In November 2014 and January 2015, two groups of University of Wollongong students travelled to Indonesia to learn about the annual flooding of Jakarta as part of the SMART Infrastructure Facility’s collaborative research project, The first group of students, funded by SMART and the Faculty of Engineering and Information Sciences, arrived in Jakarta in the pre-flood season to learn about the city’s flood preparedness with our partner BPBD DKI, the Jakarta Emergency Management Agency. The second group of students, funded by the Department of Foreign Affairs and Trade’s New Colombo Plan, arrived in the midst of the flooding season to learn about flood management, with a particular focus on the impacts and response to the flooding.

The November group comprised of ten undergraduate EIS students, both domestic and international. This group utilised their burgeoning skill-set to collect GPS data and survey flood evacuation shelters through field interviews with members of the community. They gained a great insight into the state of Jakarta’s hydrological infrastructure through the collection of data on pump station locations and attributes, as well as river estuary data and river depth measurements. Boating along Jakarta’s northern port allowed the students to access a new perspective as they looked out on the city while travelling through its hydrological infrastructure, allowing them to visualise the scope of the city’s waterways.

The January group consisted of nine undergraduate domestic students from across the University, including students from Civil and Environmental Engineering, Physical Geography, Biology, and Graphic Design. This mix of specialities and skills fostered an environment of inter-disciplinary learning on the study tour, which was greatly beneficial and allowed the students to gain a more holistic understanding of the city’s response to flooding. This group learned about a range flood modelling techniques and approaches through interactive workshops. They also visited the Australia-Indonesia Facility for Disaster Reduction to learn about how the Australian and Indonesian governments are working together to approach the problem of flooding.

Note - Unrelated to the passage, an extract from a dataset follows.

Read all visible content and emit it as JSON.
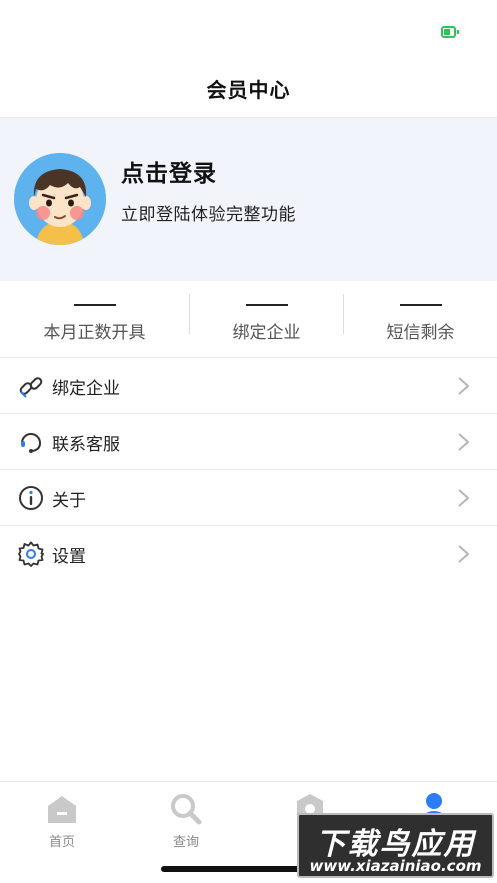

Both groups returned to Wollongong with a greater understanding of Jakarta’s urban resilience to extreme weather events and how, as an open source tool for spatial data collection and visualisation, can help increase the capacity of the city to transform infrastructure as a process of climate change adaptation.